You are using an outdated browser that may impact your experience on FCA.org.
Please upgrade to the latest version of Internet Explorer here or download another browser like Mozilla Firefox or Google Chrome.
Once you upgrade, this notice will no longer appear.

Rick Barnes, University of Tennessee Men's Basketball

Published on December 18, 2020

Danielle Ripley-Burgess
The FCA publication is a gift from our FCA staff to all donors giving $50 or more annually. For more information about giving, visit here.  

He was on a bus driving from Knoxville to Nashville and surrounded by a sea of orange when the world changed. After an up-and-down few days it was decided: the SEC Conference Tournament was canceled, and the NCAA Tournament would soon follow suit. His team’s dreams were crushed. Many of them seniors, the team would not play their final games of the year. It was a moment that would lead many to despair, but for University of Tennessee Head Men’s Basketball Coach Rick Barnes, it was a moment that led him to sink deep into his faith. Although disappointed for his team, he kept his chin up. His life was anchored in Jesus Christ, and He knew God was ultimately in control.


What happened when the SEC Tournament was canceled?

Our players started asking questions once the NBA players decided they weren’t going to play. It was a really surreal, eerie-type thing. In my mind, I did not think we should be playing in the tournament, and after a few media interviews I got the call. The tournament was canceled.

We immediately talked to our team. They were scared. The virus was more serious than we thought. But we told them we were going back to the hotel to get on the bus, and we were going to be back in Knoxville in three hours. We had our medical team reassure them about the virus and what needed to happen. Then, I shifted into being a parent. I would want my kids home with me, so we wanted to get our guys to their parents quickly. We reassured them we would talk every day.


How have you handled the ups and downs of this year?

I really missed our guys a lot. We stayed in touch, but our guys really missed being here, which was a good thing. It tells us we were going in the right direction. What’s got me through it, and what I encourage others to do, is I start each day in the Word of God. The world is a dark place. There is spiritual warfare going on every day. If we don’t start with the Word, where we are anchored down and walking with the Holy Spirit every day, the world will get ahold of us in ways we don’t want it to.

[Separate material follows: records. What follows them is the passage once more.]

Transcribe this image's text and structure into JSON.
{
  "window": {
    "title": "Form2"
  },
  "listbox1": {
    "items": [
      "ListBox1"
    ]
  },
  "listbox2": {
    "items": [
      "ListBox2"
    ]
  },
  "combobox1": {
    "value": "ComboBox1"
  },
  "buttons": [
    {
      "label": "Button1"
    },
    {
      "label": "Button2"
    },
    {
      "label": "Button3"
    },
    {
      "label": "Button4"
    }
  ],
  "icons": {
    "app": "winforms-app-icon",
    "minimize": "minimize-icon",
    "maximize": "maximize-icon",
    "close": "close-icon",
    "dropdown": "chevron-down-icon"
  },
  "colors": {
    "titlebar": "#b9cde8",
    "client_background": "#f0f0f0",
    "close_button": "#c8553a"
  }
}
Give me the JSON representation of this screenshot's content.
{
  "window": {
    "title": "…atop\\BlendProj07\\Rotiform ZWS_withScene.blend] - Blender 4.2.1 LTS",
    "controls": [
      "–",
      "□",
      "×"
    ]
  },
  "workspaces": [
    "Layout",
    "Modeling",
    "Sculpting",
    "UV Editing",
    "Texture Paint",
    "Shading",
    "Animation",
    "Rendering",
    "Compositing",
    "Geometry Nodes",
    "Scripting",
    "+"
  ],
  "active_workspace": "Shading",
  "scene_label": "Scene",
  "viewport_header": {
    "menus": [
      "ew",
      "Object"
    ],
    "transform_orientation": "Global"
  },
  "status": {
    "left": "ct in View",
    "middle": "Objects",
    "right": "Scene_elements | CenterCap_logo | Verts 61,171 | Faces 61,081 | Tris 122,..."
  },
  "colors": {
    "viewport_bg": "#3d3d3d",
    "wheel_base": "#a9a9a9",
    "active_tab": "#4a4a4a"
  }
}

 How did you lead and love your athletes through a canceled season?

I encouraged athletes to take the time to reflect on more than just being an athlete. Most athletes have a dream of playing professionally or being a big-time athlete. I think that’s great because it teaches self-discipline and how to be motivated. You can carry those same things into your faith life, and it makes you a complete person. The best athletes I’ve been around think clearly and have great balance in their lives. They understand they’re going to have some bad games, but they have a short memory too. I encourage our people to have a rock to hold on to. To me, the rock—the only thing we know that’s going to be solid footing—is the Rock of Jesus Christ.


How do you stay hopeful in uncertainty?

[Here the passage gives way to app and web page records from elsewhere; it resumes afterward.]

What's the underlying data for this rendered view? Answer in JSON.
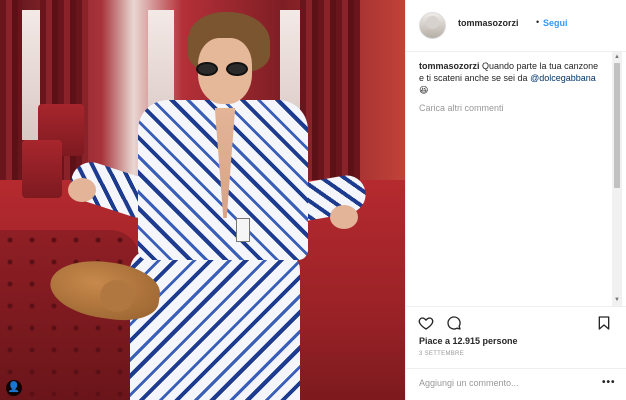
{
  "post": {
    "username": "tommasozorzi",
    "separator": "•",
    "follow_label": "Segui",
    "caption": {
      "username": "tommasozorzi",
      "text": " Quando parte la tua canzone e ti scateni anche se sei da ",
      "mention": "@dolcegabbana",
      "emoji": " 😆"
    },
    "load_more_label": "Carica altri commenti",
    "likes_text": "Piace a 12.915 persone",
    "date_text": "3 SETTEMBRE",
    "add_comment_placeholder": "Aggiungi un commento...",
    "more_label": "•••"
  },
  "photo": {
    "user_tag_icon": "person-icon",
    "user_tag_glyph": "👤"
  },
  "icons": {
    "like": "heart-icon",
    "comment": "comment-bubble-icon",
    "save": "bookmark-icon"
  },
  "colors": {
    "link_blue": "#3897f0",
    "mention_blue": "#003569",
    "muted_grey": "#999999",
    "text": "#262626"
  }
}
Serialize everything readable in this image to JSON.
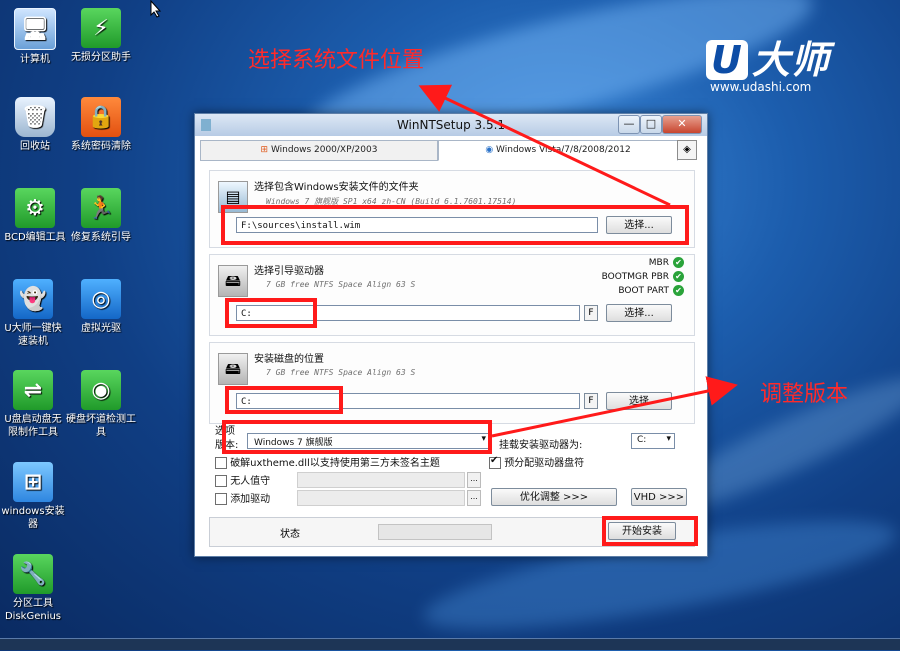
{
  "desktop": {
    "icons": [
      {
        "label": "计算机",
        "icon": "computer-icon"
      },
      {
        "label": "无损分区助手",
        "icon": "partition-icon"
      },
      {
        "label": "回收站",
        "icon": "recycle-bin-icon"
      },
      {
        "label": "系统密码清除",
        "icon": "lock-icon"
      },
      {
        "label": "BCD编辑工具",
        "icon": "gear-icon"
      },
      {
        "label": "修复系统引导",
        "icon": "runner-icon"
      },
      {
        "label": "U大师一键快速装机",
        "icon": "ghost-icon"
      },
      {
        "label": "虚拟光驱",
        "icon": "disc-icon"
      },
      {
        "label": "U盘启动盘无限制作工具",
        "icon": "usb-icon"
      },
      {
        "label": "硬盘坏道检测工具",
        "icon": "hdd-scan-icon"
      },
      {
        "label": "windows安装器",
        "icon": "windows-icon"
      },
      {
        "label": "分区工具DiskGenius",
        "icon": "wrench-icon"
      }
    ]
  },
  "brand": {
    "name": "大师",
    "prefix": "U",
    "url": "www.udashi.com"
  },
  "annotations": {
    "top": "选择系统文件位置",
    "right": "调整版本"
  },
  "window": {
    "title": "WinNTSetup 3.5.1",
    "controls": {
      "minimize": "—",
      "maximize": "□",
      "close": "✕"
    },
    "tabs": [
      {
        "label": "Windows 2000/XP/2003",
        "active": false
      },
      {
        "label": "Windows Vista/7/8/2008/2012",
        "active": true
      }
    ],
    "source": {
      "label": "选择包含Windows安装文件的文件夹",
      "info": "Windows 7 旗舰版 SP1 x64 zh-CN (Build 6.1.7601.17514)",
      "path": "F:\\sources\\install.wim",
      "button": "选择..."
    },
    "boot": {
      "label": "选择引导驱动器",
      "info": "7 GB free NTFS Space Align 63 S",
      "drive": "C:",
      "f_button": "F",
      "button": "选择...",
      "statuses": [
        {
          "label": "MBR"
        },
        {
          "label": "BOOTMGR PBR"
        },
        {
          "label": "BOOT PART"
        }
      ]
    },
    "install": {
      "label": "安装磁盘的位置",
      "info": "7 GB free NTFS Space Align 63 S",
      "drive": "C:",
      "f_button": "F",
      "button": "选择"
    },
    "options": {
      "group_label": "选项",
      "edition_label": "版本:",
      "edition_value": "Windows 7 旗舰版",
      "mount_label": "挂载安装驱动器为:",
      "mount_value": "C:",
      "checkboxes": [
        {
          "label": "破解uxtheme.dll以支持使用第三方未签名主题",
          "checked": false
        },
        {
          "label": "预分配驱动器盘符",
          "checked": true
        },
        {
          "label": "无人值守",
          "checked": false
        },
        {
          "label": "添加驱动",
          "checked": false
        }
      ],
      "tweak_button": "优化调整 >>>",
      "vhd_button": "VHD >>>",
      "ellipsis": "..."
    },
    "footer": {
      "status_label": "状态",
      "start_button": "开始安装"
    }
  }
}
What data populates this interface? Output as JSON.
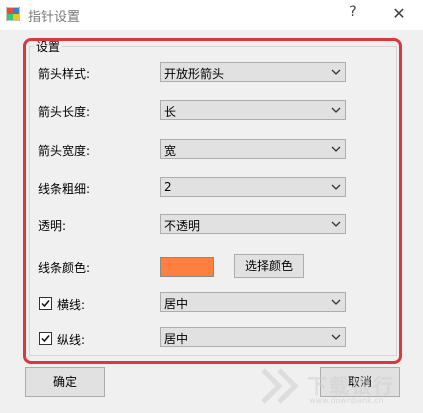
{
  "window": {
    "title": "指针设置",
    "help_glyph": "?",
    "close_glyph": "✕"
  },
  "group": {
    "title": "设置"
  },
  "fields": {
    "arrow_style": {
      "label": "箭头样式:",
      "value": "开放形箭头"
    },
    "arrow_length": {
      "label": "箭头长度:",
      "value": "长"
    },
    "arrow_width": {
      "label": "箭头宽度:",
      "value": "宽"
    },
    "line_thickness": {
      "label": "线条粗细:",
      "value": "2"
    },
    "transparency": {
      "label": "透明:",
      "value": "不透明"
    },
    "line_color": {
      "label": "线条颜色:",
      "color": "#ff7f3f",
      "button": "选择颜色"
    },
    "horizontal_line": {
      "label": "横线:",
      "checked": true,
      "value": "居中"
    },
    "vertical_line": {
      "label": "纵线:",
      "checked": true,
      "value": "居中"
    }
  },
  "buttons": {
    "ok": "确定",
    "cancel": "取消"
  },
  "watermark": {
    "text": "下载银行",
    "url": "www.downbank.cn"
  },
  "colors": {
    "highlight": "#d9393e"
  }
}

The most common answer to most questions this year is, “We don’t know right now what the future holds.” But those of us who believe in Jesus Christ do know the answer. We’ve got a Lord and Savior in control, and He’s going to use this to bring glory to His Kingdom. I believe that with all my heart. Whatever happens over the next two, three months— which we don’t know—I’m going to be good with it.

This is a difficult time, but it’s also a great time because it gives us a chance to refocus and really think about what’s important in life. When these things happen, we must step back and ask questions. If you have knowledge of our Lord and Savior, you know He’s in charge. We’ve got to live the fruit of the Spirit, showing people we love them and care about them.


What is God teaching you right now?

Earlier this year, I decided I wanted a deeper, more meaningful prayer life, and I wanted to get into the book of Exodus and not just read it but study it. To take my time to go through it, not being in a hurry but really soaking it in. It’s been wonderful.





Written with support from Danielle Ripley-Burgess
Images courtesy of the University of Tennessee